The night was filled with wonder off the 405 with Shepard Fairey talking about not needing to dye his hair just yet as he was passed by the shows artist Gary Baseman on way to put in the Mezuzah to complete his house inside the Skirball. Yes, Gary built his childhood home within the Skirball or a hodgepodge of his work with his memories of growing up in Fairfax. This nice Jewish boy's exhibition, "The Door Is Always Open" is really the words of his family life and his father hospitality to guests. Now Gary's hospitality and life. A life where friends and new friends are welcomed in.

Last Thursday's night opening house party blew away most other are show openings. Just being greeted by Gary's creation and his girls set off the night. Attendees could enjoy making masks for themselves in an arts and crafts room, Gary enjoys the artistry and mystery behind them. You could make art on a wall with painted figures Gary created, stamping out your own colors. You could listen to DJ Shepard Fairey sing aloud to Queen's works. The night got more exuberant the more Gary changed clothes and he eventually was on stage along the band  Nightmare and the Cat. On stage and before his fans he jammed along painting a picture live in conjunction with the music. Shortly after a special Gary made Pinata was massacred and special made Mezuzah was placed on his home within the museum.

 Before making your way to Gary's house many of the guests would play a slightly altered ring toss and bucket toss game in attempts to win prizes. Guests would have to land rings on Gary's devil horned figured to win a prize. They could also attempt getting a prize if they could land balls in disparaging buckets with negative words on them like, "Failure".

These games did not prepare you for the house that Gary built. A house built out of his career, Jewish family life, travels and dreams. Every piece of the house was filled with his art and even for a museum exhibition it was impressive beyond the norm. Fantastic wallpapers, Emmy's on the mantle and a backyard of pinatas are only a small part of what made the house a magnificent exhibit. Each corner you might want to double check our you might miss something. You might miss a family photo, a cartoonish ludicrous drawing or some other bit of Gary's inspiration. It still felt like a home, a home one might want to aspire to have filled with as many memories as Gary has. When Gary was being congratulated by the high-ups of the Skirball they reminded Gary that his memories are what matter most and that his parents would have been so proud of him. I believe they would have been proud too, but with a Jewish Mom she would have complained about him not being married.

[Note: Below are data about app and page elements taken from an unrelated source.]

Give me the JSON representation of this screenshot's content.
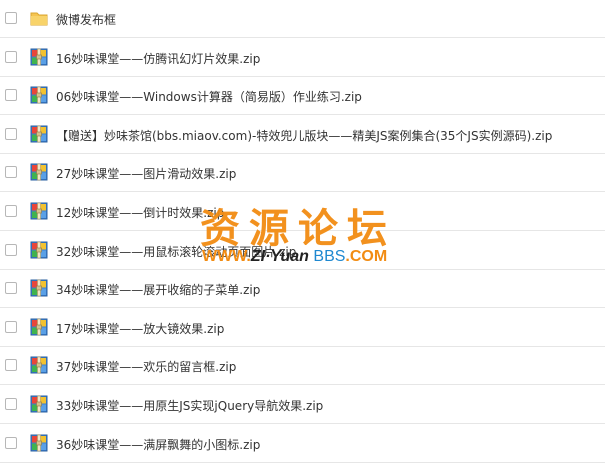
{
  "file_list": {
    "items": [
      {
        "icon": "folder-icon",
        "name": "微博发布框"
      },
      {
        "icon": "zip-archive-icon",
        "name": "16妙味课堂——仿腾讯幻灯片效果.zip"
      },
      {
        "icon": "zip-archive-icon",
        "name": "06妙味课堂——Windows计算器（简易版）作业练习.zip"
      },
      {
        "icon": "zip-archive-icon",
        "name": "【赠送】妙味茶馆(bbs.miaov.com)-特效兜儿版块——精美JS案例集合(35个JS实例源码).zip"
      },
      {
        "icon": "zip-archive-icon",
        "name": "27妙味课堂——图片滑动效果.zip"
      },
      {
        "icon": "zip-archive-icon",
        "name": "12妙味课堂——倒计时效果.zip"
      },
      {
        "icon": "zip-archive-icon",
        "name": "32妙味课堂——用鼠标滚轮滚动页面图片.zip"
      },
      {
        "icon": "zip-archive-icon",
        "name": "34妙味课堂——展开收缩的子菜单.zip"
      },
      {
        "icon": "zip-archive-icon",
        "name": "17妙味课堂——放大镜效果.zip"
      },
      {
        "icon": "zip-archive-icon",
        "name": "37妙味课堂——欢乐的留言框.zip"
      },
      {
        "icon": "zip-archive-icon",
        "name": "33妙味课堂——用原生JS实现jQuery导航效果.zip"
      },
      {
        "icon": "zip-archive-icon",
        "name": "36妙味课堂——满屏飘舞的小图标.zip"
      }
    ]
  },
  "watermark": {
    "title": "资源论坛",
    "www": "WWW.",
    "zi": "ZI",
    "yuan": "·Yuan",
    "bbs": "BBS",
    "com": ".COM"
  },
  "colors": {
    "text": "#333333",
    "divider": "#e6e6e6",
    "folder": "#f5c451",
    "watermark_orange": "#f28c13",
    "watermark_blue": "#1e88d0"
  }
}
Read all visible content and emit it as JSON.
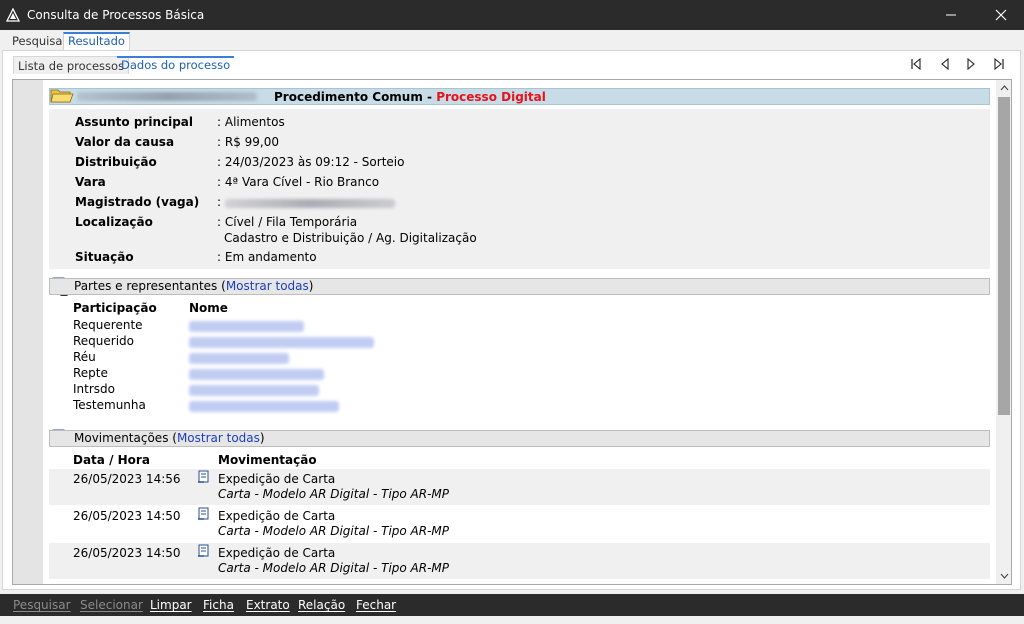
{
  "window": {
    "title": "Consulta de Processos Básica",
    "colors": {
      "titlebar": "#2b2b2b",
      "accent": "#1a5fb4",
      "link": "#1a3ec2",
      "digital": "#e8121a"
    }
  },
  "tabs": [
    {
      "label": "Pesquisa",
      "active": false
    },
    {
      "label": "Resultado",
      "active": true
    }
  ],
  "subtabs": [
    {
      "label": "Lista de processos",
      "active": false
    },
    {
      "label": "Dados do processo",
      "active": true
    }
  ],
  "nav_icons": [
    "first-page-icon",
    "previous-icon",
    "next-icon",
    "last-page-icon"
  ],
  "process": {
    "class": "Procedimento Comum",
    "separator": " - ",
    "digital": "Processo Digital",
    "fields": [
      {
        "label": "Assunto principal",
        "value": ": Alimentos"
      },
      {
        "label": "Valor da causa",
        "value": ": R$ 99,00"
      },
      {
        "label": "Distribuição",
        "value": ": 24/03/2023 às 09:12 - Sorteio"
      },
      {
        "label": "Vara",
        "value": ": 4ª Vara Cível - Rio Branco"
      },
      {
        "label": "Magistrado (vaga)",
        "value": ":"
      },
      {
        "label": "Localização",
        "value": ": Cível / Fila Temporária"
      },
      {
        "label": "",
        "value": "Cadastro e Distribuição / Ag. Digitalização"
      },
      {
        "label": "Situação",
        "value": ": Em andamento"
      }
    ]
  },
  "partes": {
    "title": "Partes e representantes (",
    "link": "Mostrar todas",
    "close": ")",
    "col_participacao": "Participação",
    "col_nome": "Nome",
    "rows": [
      {
        "role": "Requerente"
      },
      {
        "role": "Requerido"
      },
      {
        "role": "Réu"
      },
      {
        "role": "Repte"
      },
      {
        "role": "Intrsdo"
      },
      {
        "role": "Testemunha"
      }
    ]
  },
  "movimentacoes": {
    "title": "Movimentações (",
    "link": "Mostrar todas",
    "close": ")",
    "col_data": "Data / Hora",
    "col_mov": "Movimentação",
    "rows": [
      {
        "date": "26/05/2023 14:56",
        "title": "Expedição de Carta",
        "detail": "Carta - Modelo AR Digital - Tipo AR-MP"
      },
      {
        "date": "26/05/2023 14:50",
        "title": "Expedição de Carta",
        "detail": "Carta - Modelo AR Digital - Tipo AR-MP"
      },
      {
        "date": "26/05/2023 14:50",
        "title": "Expedição de Carta",
        "detail": "Carta - Modelo AR Digital - Tipo AR-MP"
      }
    ]
  },
  "bottom_buttons": [
    {
      "label": "Pesquisar",
      "enabled": false
    },
    {
      "label": "Selecionar",
      "enabled": false
    },
    {
      "label": "Limpar",
      "enabled": true
    },
    {
      "label": "Ficha",
      "enabled": true
    },
    {
      "label": "Extrato",
      "enabled": true
    },
    {
      "label": "Relação",
      "enabled": true
    },
    {
      "label": "Fechar",
      "enabled": true
    }
  ]
}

Here's photos of the exhibit, but it's something to really walk through and enjoy in person, maybe play a game of Cranium a game that Gary worked on.